List each line of the data in which the string "Move" appears.

─── DATA SECTION ───

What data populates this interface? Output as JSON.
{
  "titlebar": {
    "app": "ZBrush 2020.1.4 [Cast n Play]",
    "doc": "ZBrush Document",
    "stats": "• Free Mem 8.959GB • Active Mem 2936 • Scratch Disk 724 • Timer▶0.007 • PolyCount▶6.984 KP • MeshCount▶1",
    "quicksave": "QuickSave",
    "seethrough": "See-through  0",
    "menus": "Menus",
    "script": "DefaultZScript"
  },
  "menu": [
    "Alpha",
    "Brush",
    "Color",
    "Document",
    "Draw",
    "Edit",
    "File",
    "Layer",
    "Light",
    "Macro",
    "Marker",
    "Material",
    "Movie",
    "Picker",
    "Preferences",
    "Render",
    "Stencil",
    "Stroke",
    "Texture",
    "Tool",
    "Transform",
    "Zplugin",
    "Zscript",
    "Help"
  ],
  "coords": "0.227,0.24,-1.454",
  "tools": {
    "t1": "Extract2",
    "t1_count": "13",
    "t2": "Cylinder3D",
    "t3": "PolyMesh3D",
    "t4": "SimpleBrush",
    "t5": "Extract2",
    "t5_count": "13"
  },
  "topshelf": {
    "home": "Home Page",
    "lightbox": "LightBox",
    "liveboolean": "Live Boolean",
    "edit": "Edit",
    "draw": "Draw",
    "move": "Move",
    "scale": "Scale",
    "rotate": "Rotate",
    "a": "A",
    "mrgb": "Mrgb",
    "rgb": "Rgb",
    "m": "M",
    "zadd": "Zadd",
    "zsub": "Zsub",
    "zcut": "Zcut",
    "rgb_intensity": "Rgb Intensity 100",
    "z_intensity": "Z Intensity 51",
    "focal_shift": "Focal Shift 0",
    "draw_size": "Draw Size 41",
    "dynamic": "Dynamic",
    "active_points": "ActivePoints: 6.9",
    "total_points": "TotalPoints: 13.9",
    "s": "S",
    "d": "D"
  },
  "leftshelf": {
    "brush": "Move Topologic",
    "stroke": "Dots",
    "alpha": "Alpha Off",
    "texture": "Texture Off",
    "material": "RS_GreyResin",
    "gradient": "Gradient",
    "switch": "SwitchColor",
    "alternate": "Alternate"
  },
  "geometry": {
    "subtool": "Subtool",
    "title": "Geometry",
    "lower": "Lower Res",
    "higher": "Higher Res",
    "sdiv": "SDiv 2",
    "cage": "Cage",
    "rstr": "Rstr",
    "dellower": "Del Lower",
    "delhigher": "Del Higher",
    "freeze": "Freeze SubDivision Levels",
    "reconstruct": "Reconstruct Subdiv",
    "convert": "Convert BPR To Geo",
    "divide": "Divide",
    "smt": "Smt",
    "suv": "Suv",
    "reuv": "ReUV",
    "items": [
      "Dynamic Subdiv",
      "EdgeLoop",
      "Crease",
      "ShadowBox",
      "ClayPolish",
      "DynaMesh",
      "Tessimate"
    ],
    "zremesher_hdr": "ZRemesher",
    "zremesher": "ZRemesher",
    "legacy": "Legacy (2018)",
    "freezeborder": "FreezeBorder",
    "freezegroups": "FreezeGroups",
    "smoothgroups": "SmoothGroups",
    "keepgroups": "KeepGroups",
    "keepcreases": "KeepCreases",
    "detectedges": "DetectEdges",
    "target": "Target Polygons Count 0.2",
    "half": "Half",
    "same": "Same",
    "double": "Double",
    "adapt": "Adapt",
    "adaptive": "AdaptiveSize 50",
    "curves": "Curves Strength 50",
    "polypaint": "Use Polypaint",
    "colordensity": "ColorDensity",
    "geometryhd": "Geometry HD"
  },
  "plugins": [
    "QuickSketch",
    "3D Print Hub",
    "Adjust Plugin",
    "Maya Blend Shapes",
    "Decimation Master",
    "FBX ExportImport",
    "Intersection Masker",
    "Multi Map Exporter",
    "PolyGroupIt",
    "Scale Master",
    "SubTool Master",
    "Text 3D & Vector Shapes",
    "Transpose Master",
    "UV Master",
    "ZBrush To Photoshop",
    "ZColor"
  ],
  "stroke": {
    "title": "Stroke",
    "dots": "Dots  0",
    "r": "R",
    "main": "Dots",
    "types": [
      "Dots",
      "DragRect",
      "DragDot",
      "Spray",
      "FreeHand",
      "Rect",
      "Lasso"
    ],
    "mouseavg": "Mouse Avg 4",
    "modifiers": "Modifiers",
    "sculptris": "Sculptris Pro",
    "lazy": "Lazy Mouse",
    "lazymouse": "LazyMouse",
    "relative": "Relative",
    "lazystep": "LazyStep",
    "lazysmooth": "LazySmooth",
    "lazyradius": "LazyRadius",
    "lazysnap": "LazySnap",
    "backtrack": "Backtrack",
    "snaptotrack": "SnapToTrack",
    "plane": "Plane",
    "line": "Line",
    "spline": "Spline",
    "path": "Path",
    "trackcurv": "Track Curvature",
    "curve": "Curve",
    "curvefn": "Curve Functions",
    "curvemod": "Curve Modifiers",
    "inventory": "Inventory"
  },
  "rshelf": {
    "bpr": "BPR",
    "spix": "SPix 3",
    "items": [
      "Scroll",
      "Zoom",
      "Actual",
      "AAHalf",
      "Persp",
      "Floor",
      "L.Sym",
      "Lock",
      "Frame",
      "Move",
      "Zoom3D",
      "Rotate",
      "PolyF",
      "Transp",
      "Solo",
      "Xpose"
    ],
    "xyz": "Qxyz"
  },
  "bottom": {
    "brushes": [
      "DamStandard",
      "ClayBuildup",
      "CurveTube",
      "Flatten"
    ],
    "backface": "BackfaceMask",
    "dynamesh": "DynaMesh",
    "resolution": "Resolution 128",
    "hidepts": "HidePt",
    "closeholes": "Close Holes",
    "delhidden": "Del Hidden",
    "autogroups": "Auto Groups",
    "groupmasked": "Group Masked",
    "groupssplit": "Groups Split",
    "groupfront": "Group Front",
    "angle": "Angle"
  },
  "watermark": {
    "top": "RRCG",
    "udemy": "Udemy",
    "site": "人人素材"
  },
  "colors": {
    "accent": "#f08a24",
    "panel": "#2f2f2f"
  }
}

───

# ANSWER TO THE PROBLEM
    "move": "Move",
    "brush": "Move Topologic",
      "Move",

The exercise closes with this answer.